Data:
┄┄┄┄┄┄┄┄┄┄┄┄┄┄┄┄┄┄┄┄

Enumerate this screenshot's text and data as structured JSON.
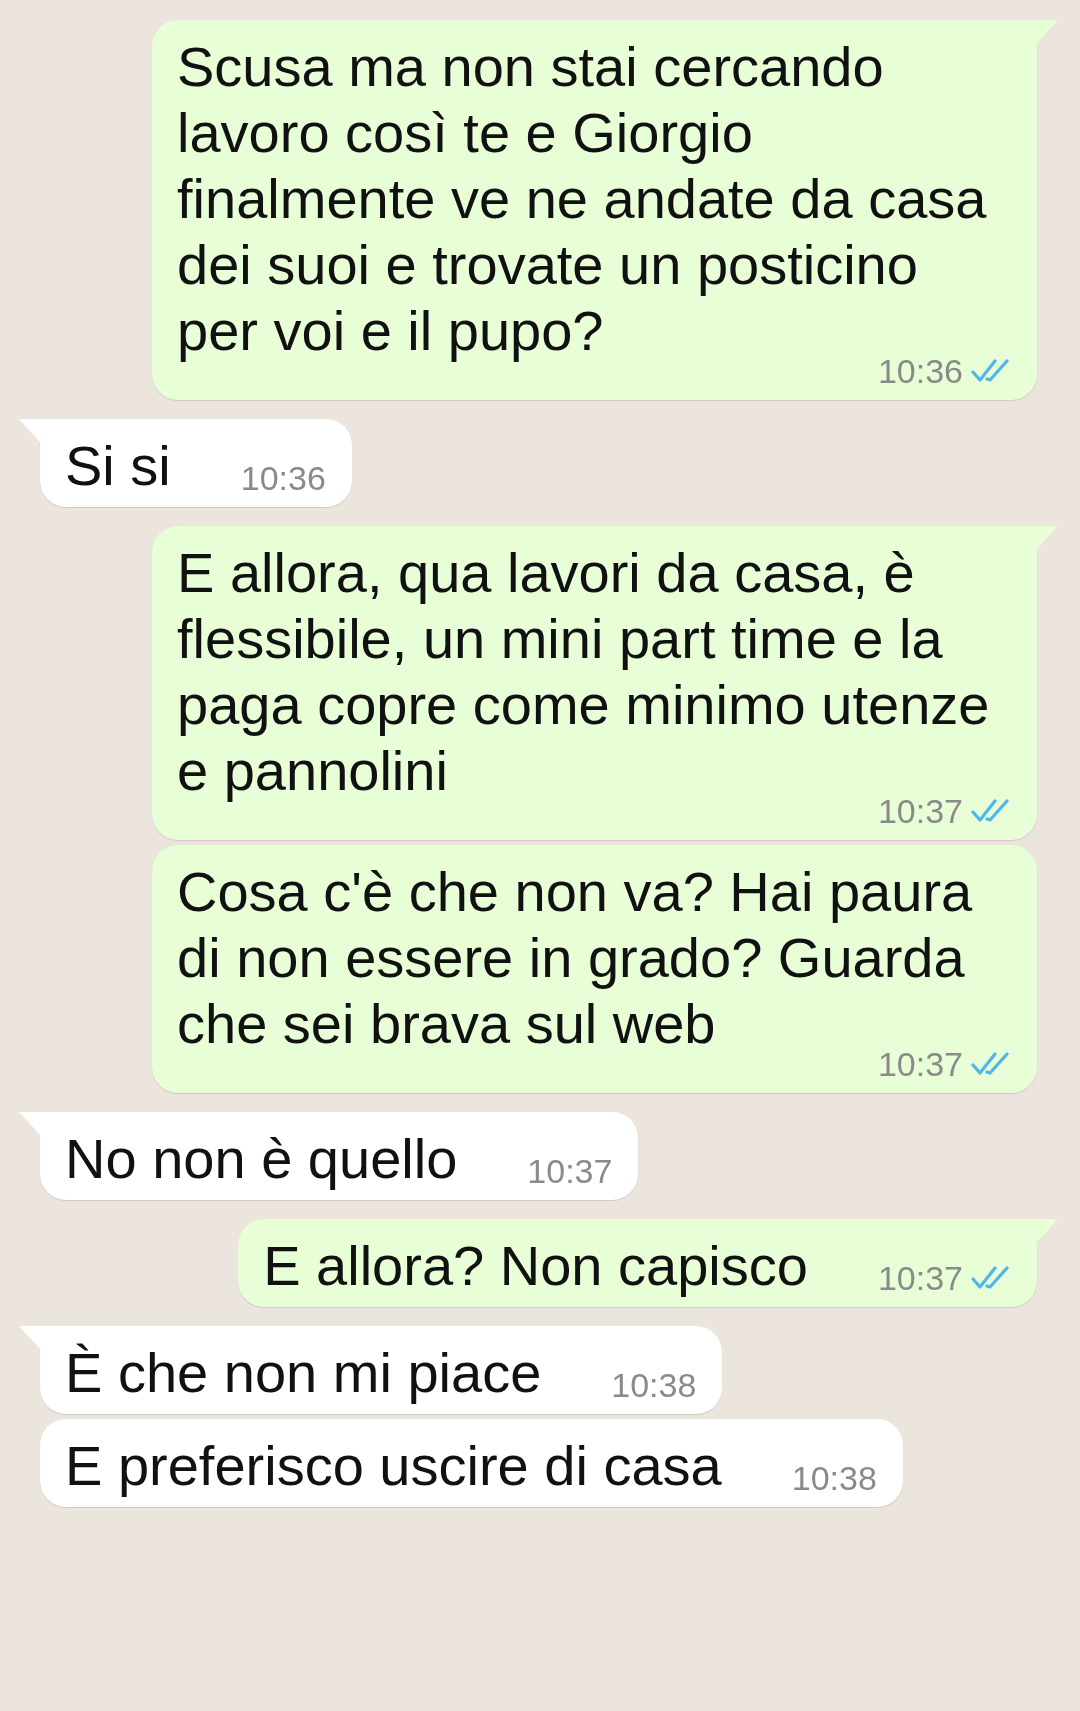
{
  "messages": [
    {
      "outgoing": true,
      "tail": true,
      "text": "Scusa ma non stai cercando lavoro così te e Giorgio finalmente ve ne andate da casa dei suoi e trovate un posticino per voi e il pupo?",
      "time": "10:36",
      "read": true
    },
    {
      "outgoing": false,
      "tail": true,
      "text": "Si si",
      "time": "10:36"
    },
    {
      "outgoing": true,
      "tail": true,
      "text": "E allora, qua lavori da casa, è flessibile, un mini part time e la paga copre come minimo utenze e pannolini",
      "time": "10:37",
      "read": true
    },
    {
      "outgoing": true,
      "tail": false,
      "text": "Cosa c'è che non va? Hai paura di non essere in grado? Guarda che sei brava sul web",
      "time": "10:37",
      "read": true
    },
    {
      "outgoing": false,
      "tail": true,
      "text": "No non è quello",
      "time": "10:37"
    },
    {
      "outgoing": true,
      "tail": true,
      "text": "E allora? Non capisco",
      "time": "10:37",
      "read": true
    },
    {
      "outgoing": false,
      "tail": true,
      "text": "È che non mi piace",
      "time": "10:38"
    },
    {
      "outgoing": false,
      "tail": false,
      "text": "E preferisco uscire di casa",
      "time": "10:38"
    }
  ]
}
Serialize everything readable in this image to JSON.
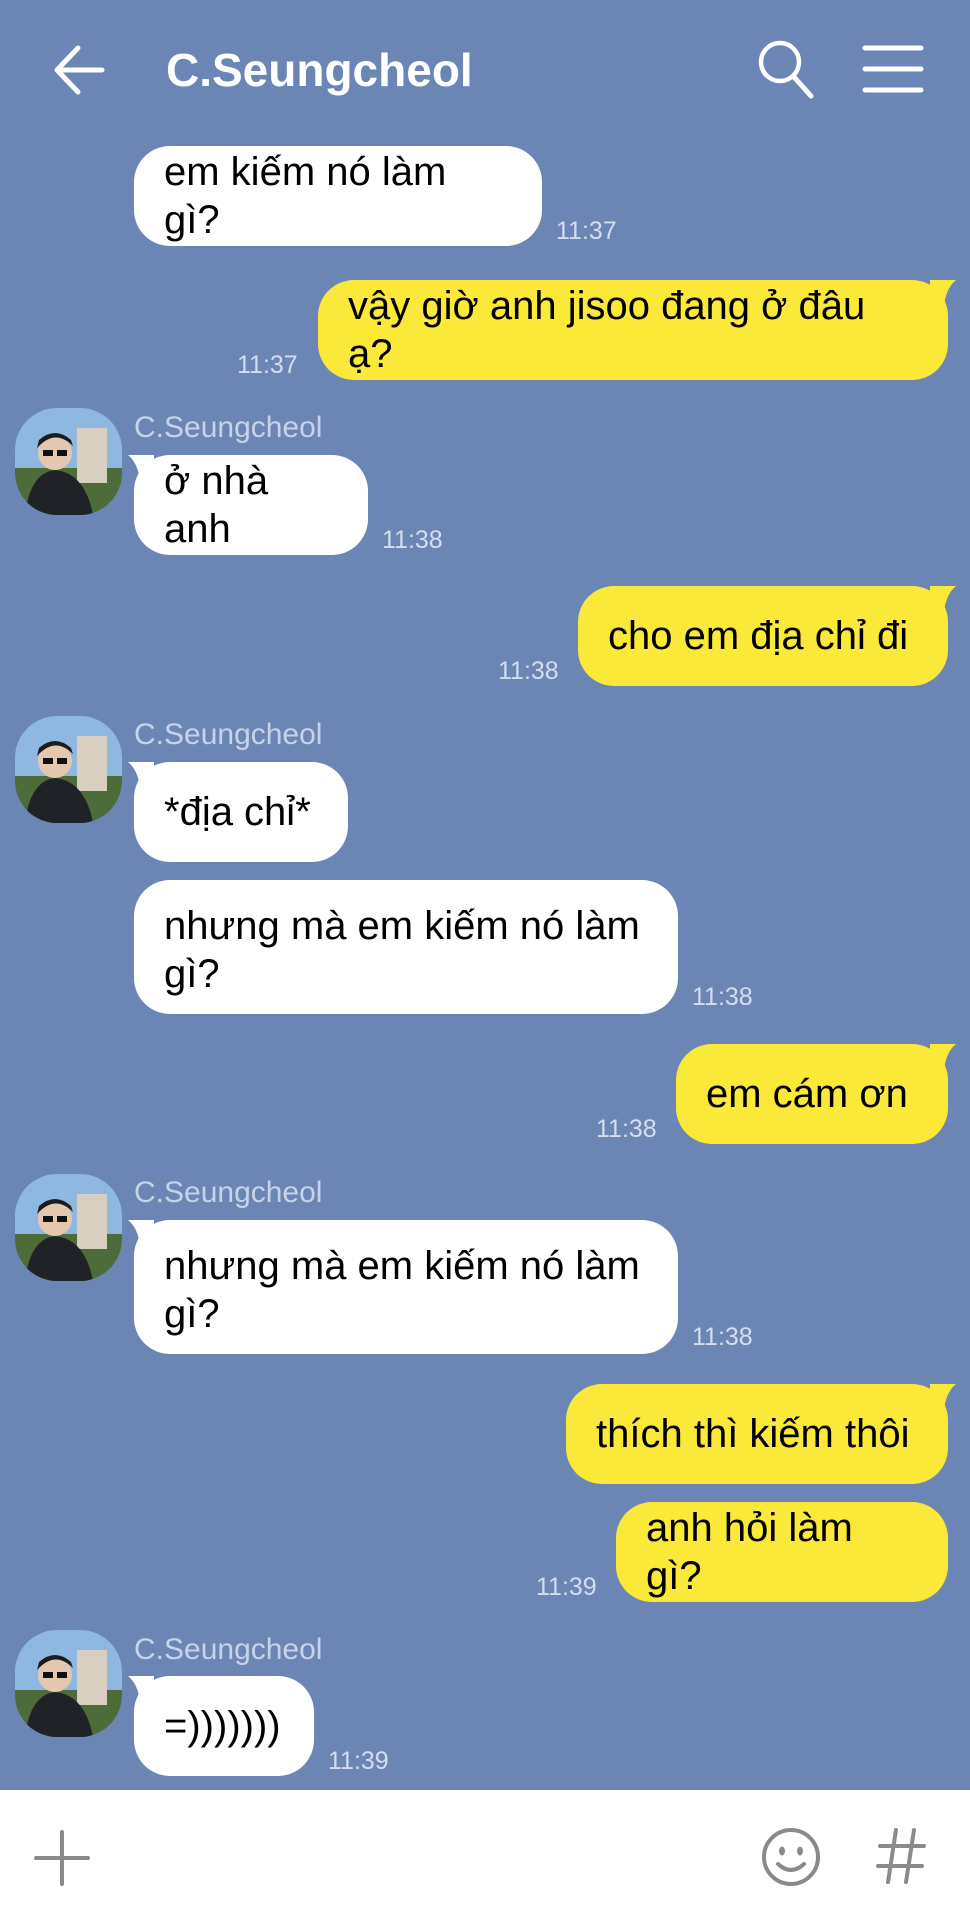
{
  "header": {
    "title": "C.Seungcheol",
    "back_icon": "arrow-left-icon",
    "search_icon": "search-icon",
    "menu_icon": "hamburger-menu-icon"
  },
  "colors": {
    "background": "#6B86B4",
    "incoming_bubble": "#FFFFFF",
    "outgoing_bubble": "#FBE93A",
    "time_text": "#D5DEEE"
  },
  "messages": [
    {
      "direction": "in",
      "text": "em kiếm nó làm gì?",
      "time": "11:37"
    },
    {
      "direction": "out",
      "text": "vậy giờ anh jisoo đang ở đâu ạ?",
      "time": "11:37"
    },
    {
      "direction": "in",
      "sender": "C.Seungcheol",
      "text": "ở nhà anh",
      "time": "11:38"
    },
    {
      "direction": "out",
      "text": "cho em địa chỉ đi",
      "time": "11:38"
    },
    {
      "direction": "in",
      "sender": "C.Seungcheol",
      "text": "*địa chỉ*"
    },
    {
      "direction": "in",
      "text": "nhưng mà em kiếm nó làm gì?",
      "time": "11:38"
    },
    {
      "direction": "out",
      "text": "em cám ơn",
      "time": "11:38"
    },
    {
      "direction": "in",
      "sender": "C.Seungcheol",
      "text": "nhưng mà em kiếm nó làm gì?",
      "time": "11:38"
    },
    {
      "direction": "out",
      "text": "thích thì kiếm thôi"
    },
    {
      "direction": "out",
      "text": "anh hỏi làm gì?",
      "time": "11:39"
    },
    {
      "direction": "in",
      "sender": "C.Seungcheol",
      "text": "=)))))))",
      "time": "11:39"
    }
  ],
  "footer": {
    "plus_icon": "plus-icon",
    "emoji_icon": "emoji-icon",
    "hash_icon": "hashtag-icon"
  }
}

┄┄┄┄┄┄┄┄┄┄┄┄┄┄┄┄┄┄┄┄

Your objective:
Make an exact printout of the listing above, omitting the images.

Task output:
Enumerate this screenshot's text and data as structured JSON.
{
  "messages": [
    {
      "outgoing": true,
      "tail": true,
      "text": "Scusa ma non stai cercando lavoro così te e Giorgio finalmente ve ne andate da casa dei suoi e trovate un posticino per voi e il pupo?",
      "time": "10:36",
      "read": true
    },
    {
      "outgoing": false,
      "tail": true,
      "text": "Si si",
      "time": "10:36"
    },
    {
      "outgoing": true,
      "tail": true,
      "text": "E allora, qua lavori da casa, è flessibile, un mini part time e la paga copre come minimo utenze e pannolini",
      "time": "10:37",
      "read": true
    },
    {
      "outgoing": true,
      "tail": false,
      "text": "Cosa c'è che non va? Hai paura di non essere in grado? Guarda che sei brava sul web",
      "time": "10:37",
      "read": true
    },
    {
      "outgoing": false,
      "tail": true,
      "text": "No non è quello",
      "time": "10:37"
    },
    {
      "outgoing": true,
      "tail": true,
      "text": "E allora? Non capisco",
      "time": "10:37",
      "read": true
    },
    {
      "outgoing": false,
      "tail": true,
      "text": "È che non mi piace",
      "time": "10:38"
    },
    {
      "outgoing": false,
      "tail": false,
      "text": "E preferisco uscire di casa",
      "time": "10:38"
    }
  ]
}
Serialize everything readable in this image to JSON.
{
  "header": {
    "title": "C.Seungcheol",
    "back_icon": "arrow-left-icon",
    "search_icon": "search-icon",
    "menu_icon": "hamburger-menu-icon"
  },
  "colors": {
    "background": "#6B86B4",
    "incoming_bubble": "#FFFFFF",
    "outgoing_bubble": "#FBE93A",
    "time_text": "#D5DEEE"
  },
  "messages": [
    {
      "direction": "in",
      "text": "em kiếm nó làm gì?",
      "time": "11:37"
    },
    {
      "direction": "out",
      "text": "vậy giờ anh jisoo đang ở đâu ạ?",
      "time": "11:37"
    },
    {
      "direction": "in",
      "sender": "C.Seungcheol",
      "text": "ở nhà anh",
      "time": "11:38"
    },
    {
      "direction": "out",
      "text": "cho em địa chỉ đi",
      "time": "11:38"
    },
    {
      "direction": "in",
      "sender": "C.Seungcheol",
      "text": "*địa chỉ*"
    },
    {
      "direction": "in",
      "text": "nhưng mà em kiếm nó làm gì?",
      "time": "11:38"
    },
    {
      "direction": "out",
      "text": "em cám ơn",
      "time": "11:38"
    },
    {
      "direction": "in",
      "sender": "C.Seungcheol",
      "text": "nhưng mà em kiếm nó làm gì?",
      "time": "11:38"
    },
    {
      "direction": "out",
      "text": "thích thì kiếm thôi"
    },
    {
      "direction": "out",
      "text": "anh hỏi làm gì?",
      "time": "11:39"
    },
    {
      "direction": "in",
      "sender": "C.Seungcheol",
      "text": "=)))))))",
      "time": "11:39"
    }
  ],
  "footer": {
    "plus_icon": "plus-icon",
    "emoji_icon": "emoji-icon",
    "hash_icon": "hashtag-icon"
  }
}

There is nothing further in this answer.